Dear Shaded Viewers,
Last night, February 11th and tonight, February 12th, 2022, Flávio Juán Núñez and Laurent Tijou presented a performance titled “Passing”. The performance is a key element to their current exhibition at 35-37 “Past Bones, Present Flesh, Future Omen”.
As you entered the performance space you could hear an electronic voice on audio reciting “Enter” on a loop. As the performance continued that same voice repeated texts that appear in the Past Bones, Present Flesh, Future Omen exhibition:
“Knowledge we’ve transmitted
Apprenticeships we’ve inherited
Crafts we’ve mastered
Innovations we’ve discovered
Languages we’ve learned
The performance consisted of Núñez, dressed in a white fabric wrapped around his waist adorned with a compilation of jewellery, designed and crafted by Laurent Tijou. Núñez proceeded to walk between the platforms. As the artist walked on his journey on this pre-conceived road, the viewers were transported into another dimension somewhere deep inside themselves. The effect the performance had on the viewers was obvious by the expressions on their faces. Clearly they were reflecting on what they were seeing on stage. In the beginning we watched as Nuñez broke out of a kind of cocoon, symbolically this was a construction created by a mold of tape cast around the artist’s feet. He rather violently releases himself from the bondage as the act begins.

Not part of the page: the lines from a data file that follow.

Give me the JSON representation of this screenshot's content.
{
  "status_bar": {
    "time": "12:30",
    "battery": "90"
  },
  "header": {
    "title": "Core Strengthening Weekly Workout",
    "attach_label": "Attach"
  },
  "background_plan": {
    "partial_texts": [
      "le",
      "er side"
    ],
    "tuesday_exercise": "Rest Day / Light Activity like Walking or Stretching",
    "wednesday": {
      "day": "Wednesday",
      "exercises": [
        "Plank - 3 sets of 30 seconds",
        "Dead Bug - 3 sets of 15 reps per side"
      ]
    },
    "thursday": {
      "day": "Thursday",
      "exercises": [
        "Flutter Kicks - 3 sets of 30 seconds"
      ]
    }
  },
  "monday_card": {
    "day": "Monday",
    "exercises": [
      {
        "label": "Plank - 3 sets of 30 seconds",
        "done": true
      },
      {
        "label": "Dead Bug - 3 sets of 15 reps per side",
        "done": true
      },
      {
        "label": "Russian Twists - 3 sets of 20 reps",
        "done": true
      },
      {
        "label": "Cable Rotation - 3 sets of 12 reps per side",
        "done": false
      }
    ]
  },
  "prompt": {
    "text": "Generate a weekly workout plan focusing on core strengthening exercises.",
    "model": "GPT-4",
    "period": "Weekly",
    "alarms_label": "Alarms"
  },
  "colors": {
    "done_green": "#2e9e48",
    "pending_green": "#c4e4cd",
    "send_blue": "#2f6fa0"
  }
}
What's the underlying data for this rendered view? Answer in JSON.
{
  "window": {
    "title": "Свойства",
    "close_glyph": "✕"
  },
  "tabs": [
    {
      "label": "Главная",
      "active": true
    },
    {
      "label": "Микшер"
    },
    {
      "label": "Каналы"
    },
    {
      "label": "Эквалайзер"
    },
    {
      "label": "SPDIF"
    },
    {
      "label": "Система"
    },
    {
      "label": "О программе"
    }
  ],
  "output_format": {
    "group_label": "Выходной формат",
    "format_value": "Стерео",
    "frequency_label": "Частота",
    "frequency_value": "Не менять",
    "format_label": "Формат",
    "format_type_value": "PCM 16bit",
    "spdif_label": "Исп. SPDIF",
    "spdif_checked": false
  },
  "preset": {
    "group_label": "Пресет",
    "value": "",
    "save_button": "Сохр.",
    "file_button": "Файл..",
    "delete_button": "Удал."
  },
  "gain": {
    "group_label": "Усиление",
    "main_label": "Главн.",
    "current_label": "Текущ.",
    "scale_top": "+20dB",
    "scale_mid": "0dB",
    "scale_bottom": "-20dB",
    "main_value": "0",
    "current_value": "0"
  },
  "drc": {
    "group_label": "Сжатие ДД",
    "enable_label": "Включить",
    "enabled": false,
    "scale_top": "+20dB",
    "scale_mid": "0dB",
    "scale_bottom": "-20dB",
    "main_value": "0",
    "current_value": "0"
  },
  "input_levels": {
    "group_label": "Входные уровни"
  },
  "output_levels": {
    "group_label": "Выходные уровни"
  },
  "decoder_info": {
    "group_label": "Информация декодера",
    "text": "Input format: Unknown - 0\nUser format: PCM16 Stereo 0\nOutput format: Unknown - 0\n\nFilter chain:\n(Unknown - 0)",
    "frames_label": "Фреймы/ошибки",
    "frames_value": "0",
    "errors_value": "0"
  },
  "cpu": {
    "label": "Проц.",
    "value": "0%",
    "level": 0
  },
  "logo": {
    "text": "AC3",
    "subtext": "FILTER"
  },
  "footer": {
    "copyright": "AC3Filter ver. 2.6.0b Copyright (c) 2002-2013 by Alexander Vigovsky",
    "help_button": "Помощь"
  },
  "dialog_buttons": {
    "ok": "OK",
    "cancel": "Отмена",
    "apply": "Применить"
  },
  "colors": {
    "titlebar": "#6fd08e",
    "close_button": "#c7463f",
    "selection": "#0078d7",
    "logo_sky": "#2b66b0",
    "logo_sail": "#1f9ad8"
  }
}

With his powerful body, Núñez starts smashing fabric bags, dust and rocks. You can’t help but think about the Sisyphus course we all face in life. The next step the artist pours water over himself and then covers his body with clay. After he is redefined in clay he then rolls in white dust and finally he arrives at the extreme end of the platform wearing a huge head piece that references the elements of sculptures in his present exhibition at 35-37. The final image is intensely beautiful, the viewers are charged with emotion as they saunter out of the space knowing that they have witnessed an act of Passing.
A little flashback to the exhibition: Flávio Juán Núñez started out as a professional taxidermist, “I learned to sculpt animals and give them back their life”, That’s what he explained to Diane Pernet herself, as he gave her a tour around the exhibition. Perhaps that is where he acquired his sense of sculpture and his ongoing reflection about life and death, and how both can sublimate the other in many forms. Death and rebirth seem to be the axis of his work.
“It’s a story about elevation. The new sublime, the new divine”. Explained Núñez to Diane Pernet as he showed her a small cast sculpture where he had added an element of metal or “jewellery” in his own definition, the exact same shape is what we saw him wear at the end of the performance of “Passing”. What we witnessed was a human elevated to something even greater than himself. Is it through death that we reach this elevation? Or is death just part of the journey to endless elevation? And what is this elevation to? Is it to beauty?